At the age of five, Stephen was sent to Queensmill School in London, where it was noticed that the only pastime he enjoyed was drawing. It soon became apparent he communicated with the world through the language of drawing; first animals, then London buses, and finally buildings. These drawings show a masterful perspective, a whimsical line, and reveal a natural innate artistry.
The instructors at Queensmill School encouraged him to speak by temporarily taking away his art supplies so that he would be forced to ask for them. Stephen responded by making sounds and eventually uttered his first word – “paper.” He learned to speak fully at the age of nine. His early illustrations depicted animals and cars; he is still extremely interested in american cars and is said to have an encyclopedic knowledge of them. When he was about seven, Stephen became fascinated with sketching landmark London buildings.
One of Stephen’s teachers took a particular interest in him, who later accompanied his young student on drawing excursions and entered his work in children’s art competitions, many of which garnered Stephen awards. The local press became increasingly suspicious as to how a young child could produce such masterful drawings.
The media interest soon turned nationwide and the 7 year old Stephen Wiltshire made his first steps to launch his lifelong career. The same year he sold his first work and by the time he turned 8, he received his first commission from the British Prime Minister to create a drawing of Salisbury Cathedral.
In February 1987 Stephen appeared in The Foolish Wise Ones. (The show also featured savants with musical and mathematical talents.) During his segment Hugh Casson, a former president of London’s Royal Academy of Arts, referred to him as “possibly the best child artist in Britain.”

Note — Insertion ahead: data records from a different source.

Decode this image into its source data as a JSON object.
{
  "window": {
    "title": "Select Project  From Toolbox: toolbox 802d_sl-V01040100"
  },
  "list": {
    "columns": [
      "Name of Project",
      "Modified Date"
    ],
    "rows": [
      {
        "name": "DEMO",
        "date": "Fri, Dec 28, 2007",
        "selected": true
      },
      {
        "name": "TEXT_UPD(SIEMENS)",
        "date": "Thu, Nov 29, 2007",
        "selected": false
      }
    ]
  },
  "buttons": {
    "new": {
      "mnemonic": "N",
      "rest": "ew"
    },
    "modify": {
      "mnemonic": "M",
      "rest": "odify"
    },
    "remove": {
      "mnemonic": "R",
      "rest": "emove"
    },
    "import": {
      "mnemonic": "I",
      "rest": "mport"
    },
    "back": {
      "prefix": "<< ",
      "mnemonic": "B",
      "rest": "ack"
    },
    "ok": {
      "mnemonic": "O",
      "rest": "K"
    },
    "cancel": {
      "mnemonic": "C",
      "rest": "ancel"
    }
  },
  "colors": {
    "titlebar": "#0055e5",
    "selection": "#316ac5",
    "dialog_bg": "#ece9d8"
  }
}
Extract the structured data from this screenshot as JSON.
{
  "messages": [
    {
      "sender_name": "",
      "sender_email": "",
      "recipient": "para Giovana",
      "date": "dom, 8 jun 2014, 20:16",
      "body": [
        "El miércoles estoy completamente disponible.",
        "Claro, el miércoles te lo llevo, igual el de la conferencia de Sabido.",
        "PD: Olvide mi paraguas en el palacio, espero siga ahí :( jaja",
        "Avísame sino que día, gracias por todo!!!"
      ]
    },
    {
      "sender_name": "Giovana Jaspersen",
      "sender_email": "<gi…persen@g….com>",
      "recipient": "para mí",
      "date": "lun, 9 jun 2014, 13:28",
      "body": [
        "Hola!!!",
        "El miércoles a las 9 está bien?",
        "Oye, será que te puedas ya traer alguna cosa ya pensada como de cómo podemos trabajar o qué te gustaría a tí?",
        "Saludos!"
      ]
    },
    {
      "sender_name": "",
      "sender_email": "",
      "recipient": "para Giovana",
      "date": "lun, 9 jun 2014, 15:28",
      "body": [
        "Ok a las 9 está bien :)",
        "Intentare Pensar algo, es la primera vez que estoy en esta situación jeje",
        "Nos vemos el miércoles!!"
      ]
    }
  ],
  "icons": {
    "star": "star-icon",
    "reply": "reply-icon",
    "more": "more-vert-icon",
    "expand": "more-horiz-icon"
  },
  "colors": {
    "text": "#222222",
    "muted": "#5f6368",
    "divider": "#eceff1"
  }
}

Casson introduced Stephen to Margaret Hewson, a literary agent who helped Stephen field incoming book deals and soon became a trusted mentor. She helped Stephen publish his first book, Drawings (1987), a volume of his early sketches that featured a preface by Casson. Hewson, known for her careful stewardship of her clients’ financial interests, made sure a trust was established in Stephen’s name so that his fees and royalties were used wisely.
Hewson arranged Stephen’s first trip abroad, to New York City, where he sketched such legendary skyscrapers as the Empire State Building and the Chrysler Building, as part of a feature being prepared by the London-based International Television News. While in New York Stephen met Oliver Sacks.
Sacks was fascinated by the young artist, and the two struck up a long friendship; Sacks would ultimately write extensively about Stephen. The resulting illustrations from his visit – along with sketches of sites in the London Docklands, Paris, and Edinburgh – formed the basis for his second book, Cities (1989), which also included some drawings of purely imaginary metropolises.